**Material provided**

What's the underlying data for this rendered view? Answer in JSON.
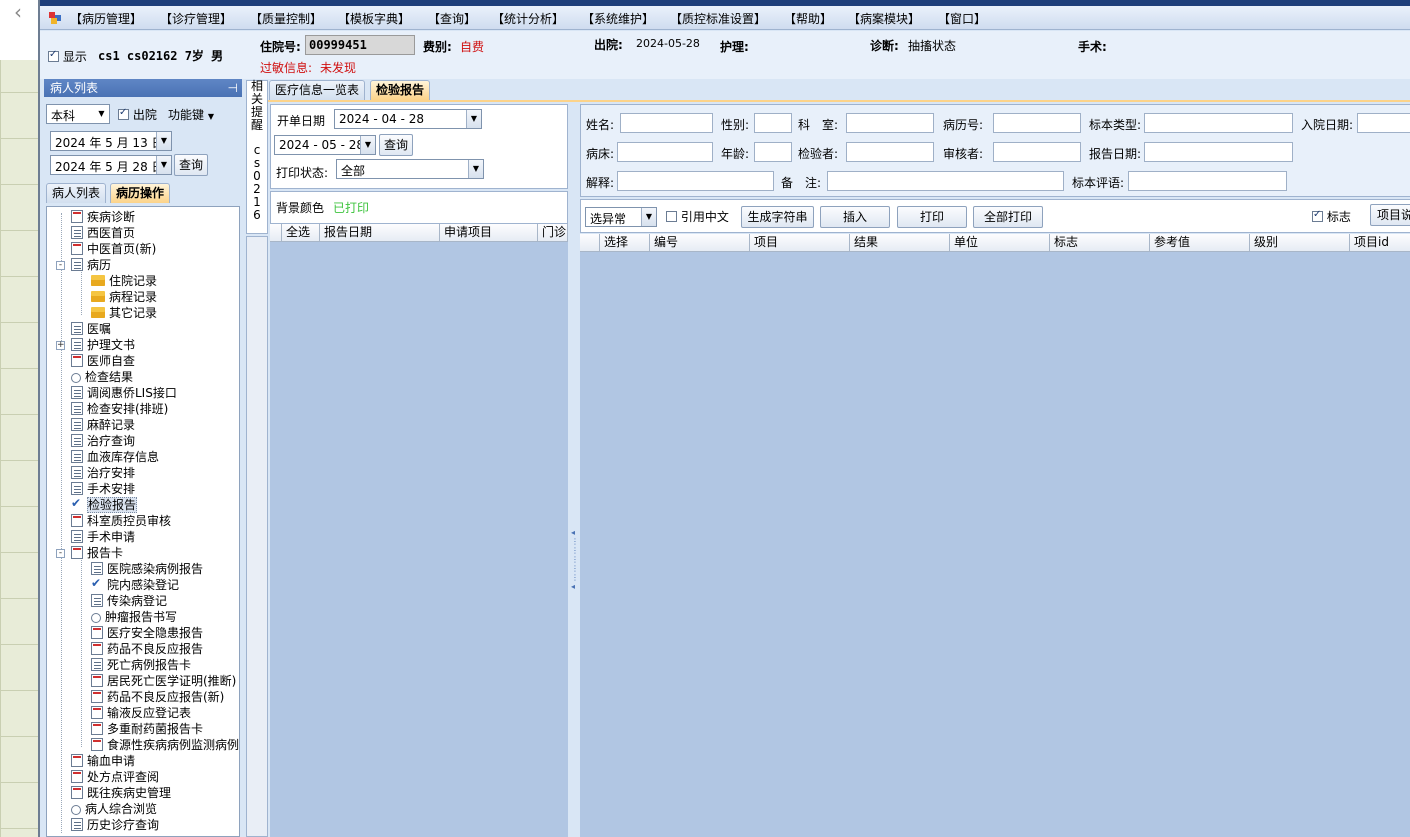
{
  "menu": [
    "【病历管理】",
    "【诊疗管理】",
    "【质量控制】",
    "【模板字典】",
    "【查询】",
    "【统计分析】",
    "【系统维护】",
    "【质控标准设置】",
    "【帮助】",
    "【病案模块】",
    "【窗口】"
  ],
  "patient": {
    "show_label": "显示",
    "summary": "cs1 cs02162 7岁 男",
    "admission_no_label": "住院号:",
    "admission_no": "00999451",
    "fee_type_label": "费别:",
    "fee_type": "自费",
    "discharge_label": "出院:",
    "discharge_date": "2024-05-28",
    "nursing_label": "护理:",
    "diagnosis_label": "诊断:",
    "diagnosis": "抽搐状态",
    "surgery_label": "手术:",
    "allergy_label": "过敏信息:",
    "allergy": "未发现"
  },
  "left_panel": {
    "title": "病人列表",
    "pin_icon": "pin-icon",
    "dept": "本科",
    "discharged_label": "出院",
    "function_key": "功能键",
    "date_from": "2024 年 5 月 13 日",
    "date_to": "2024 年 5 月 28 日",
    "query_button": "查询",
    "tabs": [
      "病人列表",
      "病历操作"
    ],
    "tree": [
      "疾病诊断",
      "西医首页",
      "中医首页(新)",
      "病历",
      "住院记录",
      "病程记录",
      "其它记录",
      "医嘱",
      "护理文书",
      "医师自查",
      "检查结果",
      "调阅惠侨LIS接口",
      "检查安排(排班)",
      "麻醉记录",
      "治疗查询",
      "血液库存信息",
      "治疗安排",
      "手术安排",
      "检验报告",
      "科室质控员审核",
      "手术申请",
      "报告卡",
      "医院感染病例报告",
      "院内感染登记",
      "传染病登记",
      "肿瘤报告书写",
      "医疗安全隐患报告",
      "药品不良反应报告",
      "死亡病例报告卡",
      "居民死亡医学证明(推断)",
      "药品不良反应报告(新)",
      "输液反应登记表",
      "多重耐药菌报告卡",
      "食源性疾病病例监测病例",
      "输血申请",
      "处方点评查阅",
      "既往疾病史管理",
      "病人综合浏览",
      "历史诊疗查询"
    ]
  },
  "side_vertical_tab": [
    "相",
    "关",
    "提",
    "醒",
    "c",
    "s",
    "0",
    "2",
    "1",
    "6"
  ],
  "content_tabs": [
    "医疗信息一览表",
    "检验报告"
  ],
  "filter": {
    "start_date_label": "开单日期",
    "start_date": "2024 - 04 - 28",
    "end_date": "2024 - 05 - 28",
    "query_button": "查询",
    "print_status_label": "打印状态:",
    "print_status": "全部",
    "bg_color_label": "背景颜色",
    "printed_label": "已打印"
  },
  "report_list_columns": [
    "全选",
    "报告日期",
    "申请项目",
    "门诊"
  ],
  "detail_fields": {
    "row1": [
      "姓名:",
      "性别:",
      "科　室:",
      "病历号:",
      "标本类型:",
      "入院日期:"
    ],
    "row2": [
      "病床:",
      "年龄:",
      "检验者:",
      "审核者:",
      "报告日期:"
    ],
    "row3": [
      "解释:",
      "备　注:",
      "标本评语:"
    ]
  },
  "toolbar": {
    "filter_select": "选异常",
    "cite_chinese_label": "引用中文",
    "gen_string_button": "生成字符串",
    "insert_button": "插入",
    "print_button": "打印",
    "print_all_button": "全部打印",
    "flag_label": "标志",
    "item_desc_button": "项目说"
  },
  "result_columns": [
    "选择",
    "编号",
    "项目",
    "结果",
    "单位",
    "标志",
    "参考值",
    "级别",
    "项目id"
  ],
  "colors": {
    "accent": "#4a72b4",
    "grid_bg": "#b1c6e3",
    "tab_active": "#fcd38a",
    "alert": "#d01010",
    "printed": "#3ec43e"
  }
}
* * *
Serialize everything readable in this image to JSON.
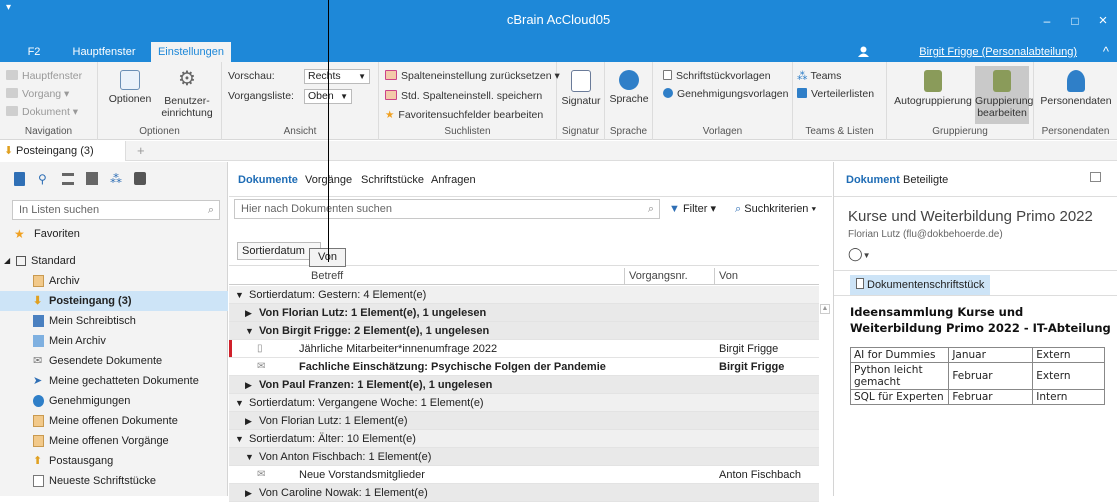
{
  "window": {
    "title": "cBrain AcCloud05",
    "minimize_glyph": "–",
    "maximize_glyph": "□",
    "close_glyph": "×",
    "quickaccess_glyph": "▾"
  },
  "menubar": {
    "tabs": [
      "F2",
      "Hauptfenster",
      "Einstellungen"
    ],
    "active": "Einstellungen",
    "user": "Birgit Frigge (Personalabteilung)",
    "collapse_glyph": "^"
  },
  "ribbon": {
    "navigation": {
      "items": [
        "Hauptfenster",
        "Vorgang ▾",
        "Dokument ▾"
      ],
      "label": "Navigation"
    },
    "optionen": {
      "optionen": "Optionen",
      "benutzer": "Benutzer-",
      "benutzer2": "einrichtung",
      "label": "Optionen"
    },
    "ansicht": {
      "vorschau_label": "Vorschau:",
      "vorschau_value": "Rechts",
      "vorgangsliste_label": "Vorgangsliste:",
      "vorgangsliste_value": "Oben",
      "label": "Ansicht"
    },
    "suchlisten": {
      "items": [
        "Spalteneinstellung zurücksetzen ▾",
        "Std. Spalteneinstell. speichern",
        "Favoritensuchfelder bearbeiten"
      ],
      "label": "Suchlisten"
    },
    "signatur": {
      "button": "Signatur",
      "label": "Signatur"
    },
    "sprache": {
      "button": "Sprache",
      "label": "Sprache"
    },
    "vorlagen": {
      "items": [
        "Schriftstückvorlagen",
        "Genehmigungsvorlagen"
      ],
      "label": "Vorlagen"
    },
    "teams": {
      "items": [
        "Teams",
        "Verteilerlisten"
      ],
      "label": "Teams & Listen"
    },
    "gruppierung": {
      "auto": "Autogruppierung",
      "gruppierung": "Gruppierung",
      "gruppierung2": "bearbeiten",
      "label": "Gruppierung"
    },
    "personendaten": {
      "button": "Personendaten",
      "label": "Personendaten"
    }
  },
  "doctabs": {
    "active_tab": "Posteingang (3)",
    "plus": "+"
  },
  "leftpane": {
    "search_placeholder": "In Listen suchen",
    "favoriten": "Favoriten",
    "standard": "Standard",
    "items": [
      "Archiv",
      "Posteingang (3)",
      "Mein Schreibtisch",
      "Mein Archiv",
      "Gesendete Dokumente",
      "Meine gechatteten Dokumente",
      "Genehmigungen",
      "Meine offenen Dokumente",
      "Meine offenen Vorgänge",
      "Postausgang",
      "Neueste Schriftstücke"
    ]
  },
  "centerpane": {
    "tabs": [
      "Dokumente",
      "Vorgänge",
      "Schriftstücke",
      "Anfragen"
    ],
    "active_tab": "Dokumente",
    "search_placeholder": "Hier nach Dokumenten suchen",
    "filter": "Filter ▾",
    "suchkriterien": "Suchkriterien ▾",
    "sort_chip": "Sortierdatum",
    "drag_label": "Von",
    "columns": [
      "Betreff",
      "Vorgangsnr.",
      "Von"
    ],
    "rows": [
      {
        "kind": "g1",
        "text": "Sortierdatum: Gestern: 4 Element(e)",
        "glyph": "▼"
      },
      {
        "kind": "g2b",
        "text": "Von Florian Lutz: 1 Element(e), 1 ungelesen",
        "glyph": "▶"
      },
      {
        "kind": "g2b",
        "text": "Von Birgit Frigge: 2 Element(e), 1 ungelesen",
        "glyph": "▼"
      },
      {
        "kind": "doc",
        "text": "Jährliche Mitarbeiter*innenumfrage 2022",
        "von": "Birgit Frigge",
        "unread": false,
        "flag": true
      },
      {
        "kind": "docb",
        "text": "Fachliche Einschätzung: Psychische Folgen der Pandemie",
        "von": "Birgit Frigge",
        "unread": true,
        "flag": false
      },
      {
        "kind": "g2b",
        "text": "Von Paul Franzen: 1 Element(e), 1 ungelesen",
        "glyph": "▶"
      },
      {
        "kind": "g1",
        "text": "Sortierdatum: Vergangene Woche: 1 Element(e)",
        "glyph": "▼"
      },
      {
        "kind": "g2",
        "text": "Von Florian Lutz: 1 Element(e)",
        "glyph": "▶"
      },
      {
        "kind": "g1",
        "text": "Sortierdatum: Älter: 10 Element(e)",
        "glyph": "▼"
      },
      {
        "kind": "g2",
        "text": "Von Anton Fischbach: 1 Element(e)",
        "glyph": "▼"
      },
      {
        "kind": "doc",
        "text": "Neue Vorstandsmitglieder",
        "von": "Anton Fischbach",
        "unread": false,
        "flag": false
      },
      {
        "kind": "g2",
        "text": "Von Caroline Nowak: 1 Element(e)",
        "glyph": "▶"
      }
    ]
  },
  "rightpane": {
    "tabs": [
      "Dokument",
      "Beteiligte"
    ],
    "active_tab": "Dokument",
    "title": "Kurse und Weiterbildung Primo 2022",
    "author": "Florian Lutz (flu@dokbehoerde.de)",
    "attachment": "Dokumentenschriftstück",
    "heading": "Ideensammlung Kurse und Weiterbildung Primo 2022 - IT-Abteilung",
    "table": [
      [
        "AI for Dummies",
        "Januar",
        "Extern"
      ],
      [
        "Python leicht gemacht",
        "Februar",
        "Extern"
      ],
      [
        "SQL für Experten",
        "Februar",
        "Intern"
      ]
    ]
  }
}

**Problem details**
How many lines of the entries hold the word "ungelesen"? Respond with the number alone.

**Result for this task**
3